Gaudier-Brzeska was certainly not alone in using a visual and textual language of force and fight in the construction of his artistic persona. Boddy observes that the ‘language of boxing provided experimental artists [in the early twentieth century] with metaphors for talking about a range of issues from forceful assertion to forceful control, from the status of individual character to the stance of an audience or reader’.14 Gaudier-Brzeska’s studies of wrestlers, bodybuilders and fighters should be viewed within this early twentieth-century context of aesthetic violence and combat, one that captivated fellow artists Wyndham Lewis and William Roberts (fig.2).15 Gaudier-Brzeska had already turned to the image of the boxing match in 1911 when he produced a poster design for Black & White Scotch whisky (fig.3). Accompanied by the slogan, ‘THIS WAS A GREAT FIGHT BETWEEN BLACK & WHITE’, Gaudier-Brzeska depicts a black and a white fighter throwing brutal punches at each other. Their heavily muscled torsos are matched by expressions of extreme exertion. Just a year before, the fight between ‘Jack’ Johnson and Jackson Jeffries had caused a media storm centred on the racial politics of a fight between a black and a white boxer (it was widely billed as the ‘fight of the century’, despite taking place only ten years into that century).

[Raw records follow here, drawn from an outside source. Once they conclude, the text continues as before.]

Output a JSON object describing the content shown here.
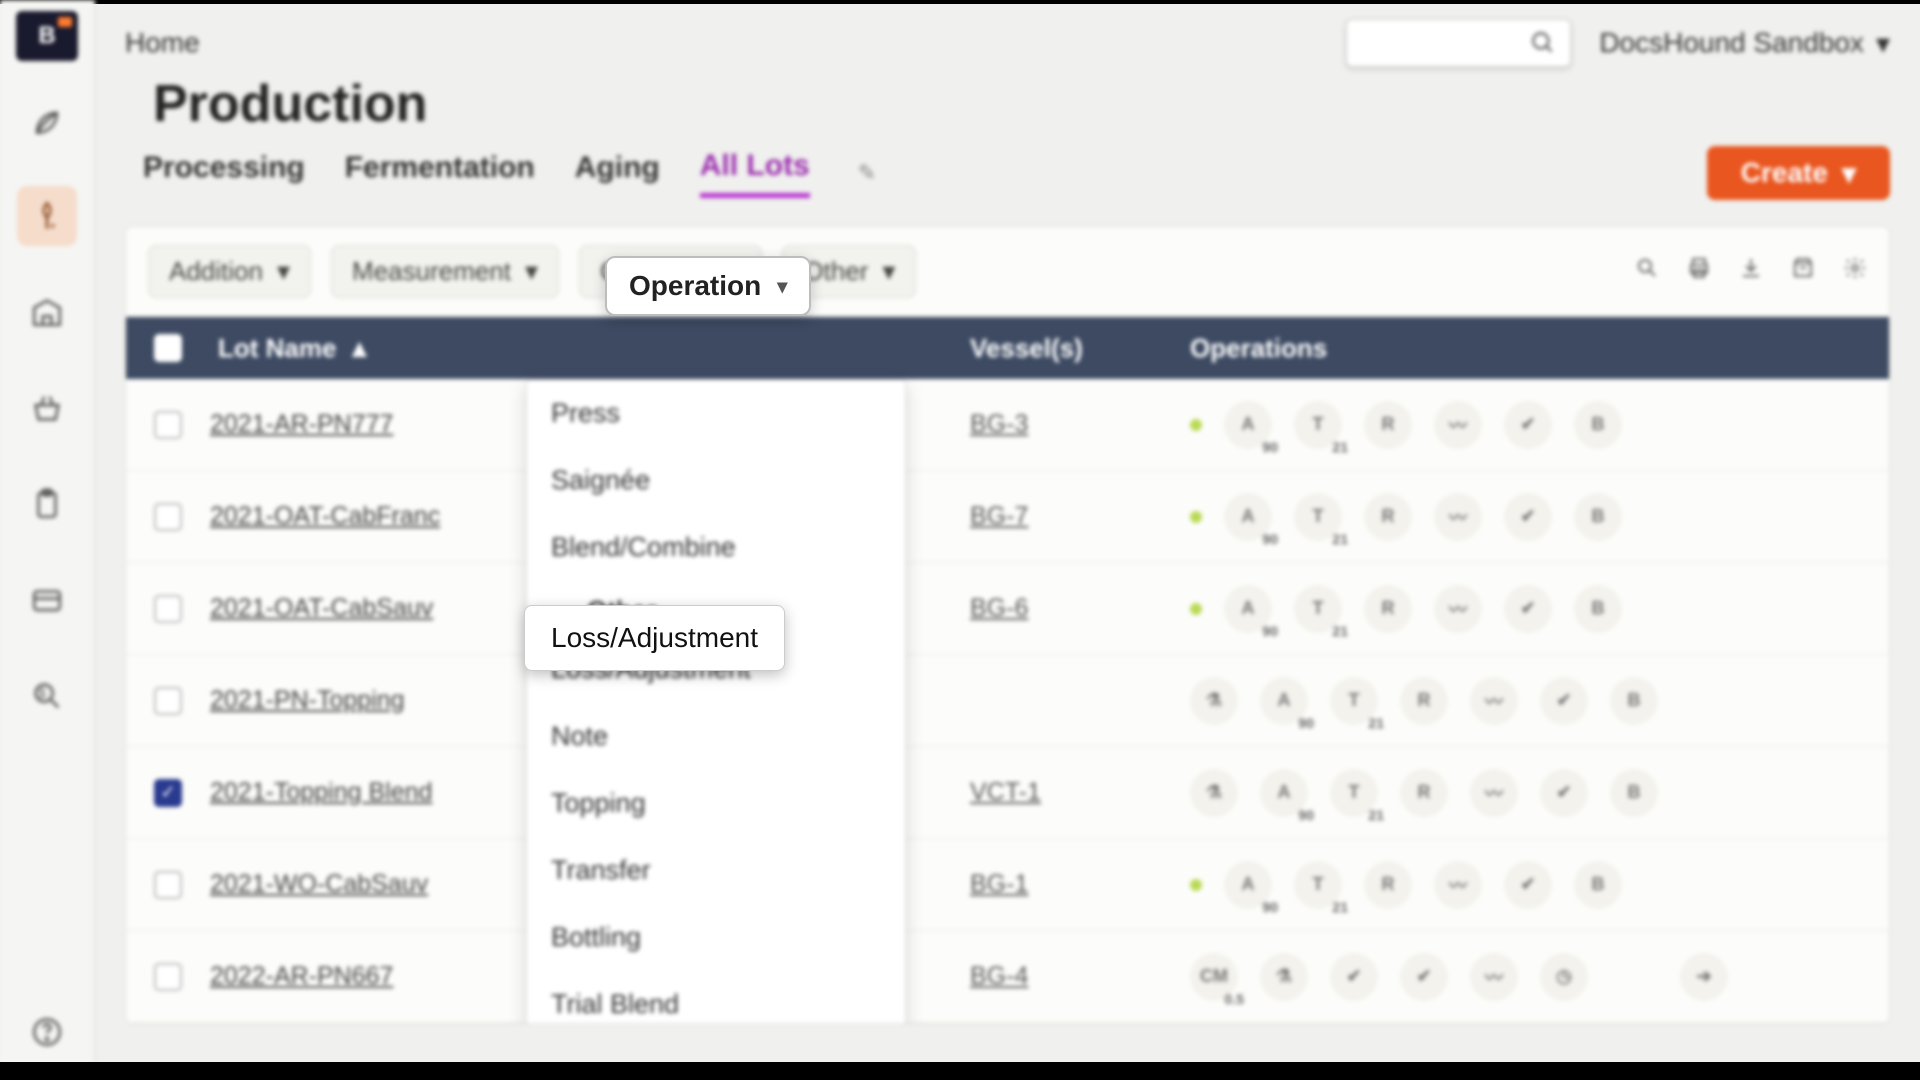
{
  "breadcrumb": "Home",
  "page_title": "Production",
  "org": {
    "name": "DocsHound Sandbox"
  },
  "search": {
    "placeholder": ""
  },
  "tabs": [
    {
      "label": "Processing",
      "active": false
    },
    {
      "label": "Fermentation",
      "active": false
    },
    {
      "label": "Aging",
      "active": false
    },
    {
      "label": "All Lots",
      "active": true
    }
  ],
  "create_button": "Create",
  "filters": {
    "addition": "Addition",
    "measurement": "Measurement",
    "operation": "Operation",
    "other": "Other"
  },
  "dropdown": {
    "section1": [
      "Press",
      "Saignée",
      "Blend/Combine"
    ],
    "heading": "Other",
    "section2": [
      "Loss/Adjustment",
      "Note",
      "Topping",
      "Transfer",
      "Bottling",
      "Trial Blend"
    ],
    "highlighted": "Loss/Adjustment"
  },
  "table": {
    "headers": {
      "lot_name": "Lot Name",
      "vessels": "Vessel(s)",
      "operations": "Operations"
    },
    "rows": [
      {
        "checked": false,
        "lot": "2021-AR-PN777",
        "vessel": "BG-3",
        "ops_variant": "std"
      },
      {
        "checked": false,
        "lot": "2021-OAT-CabFranc",
        "vessel": "BG-7",
        "ops_variant": "std"
      },
      {
        "checked": false,
        "lot": "2021-OAT-CabSauv",
        "vessel": "BG-6",
        "ops_variant": "std"
      },
      {
        "checked": false,
        "lot": "2021-PN-Topping",
        "vessel": "",
        "ops_variant": "std_extra"
      },
      {
        "checked": true,
        "lot": "2021-Topping Blend",
        "vessel": "VCT-1",
        "ops_variant": "std_extra"
      },
      {
        "checked": false,
        "lot": "2021-WO-CabSauv",
        "vessel": "BG-1",
        "ops_variant": "std"
      },
      {
        "checked": false,
        "lot": "2022-AR-PN667",
        "vessel": "BG-4",
        "ops_variant": "alt"
      }
    ]
  },
  "op_icons": {
    "std": [
      "green",
      "A/90",
      "T/21",
      "R",
      "line",
      "check",
      "B"
    ],
    "std_extra": [
      "flask",
      "A/90",
      "T/21",
      "R",
      "line",
      "check",
      "B"
    ],
    "alt": [
      "CM/0.5",
      "flask",
      "check",
      "check",
      "line",
      "clock",
      "",
      "arrow"
    ]
  },
  "sidebar_icons": [
    "leaf",
    "drop",
    "warehouse",
    "basket",
    "clipboard",
    "card",
    "zoom"
  ],
  "help_icon": "help"
}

Looking at Gaudier-Brzeska’s Wrestlers relief again (fig.4), perhaps there is a touch of the ‘raucous aplomb’ and slap-and-tickle humour of the Edwardian music hall, especially in the expressions on the wrestlers faces. ‘Knockabout’ acts were popular on the stages of London and wrestling often featured at carnivals and country fairs. The Griffiths Brothers were one well-known music hall duo whose sketch, ‘The Motor Car and the Duel’, ended in a wrestling bout between a Frenchman and an Englishman.20
Gaudier-Brzeska created his sculptures and drawings of wrestling at a moment when the sport was undergoing a revival, not only in Britain but around the globe, in the decade or so before the First World War. Aficionados of the sport frequently see this as the golden era of the sport, uncorrupted by the ‘fraudulent play-acting that passes for wrestling’ in the present – a reference to the televised spectacles of American World Wrestling Entertainment.25
How to cite
Sarah Victoria Turner, ‘Muscular Modernism’, July 2013, in Sarah Turner (ed.), In Focus: 'Wrestlers' 1914, cast 1965, by Henri Gaudier-Brzeska, Tate Research Publication, July 2013, https://www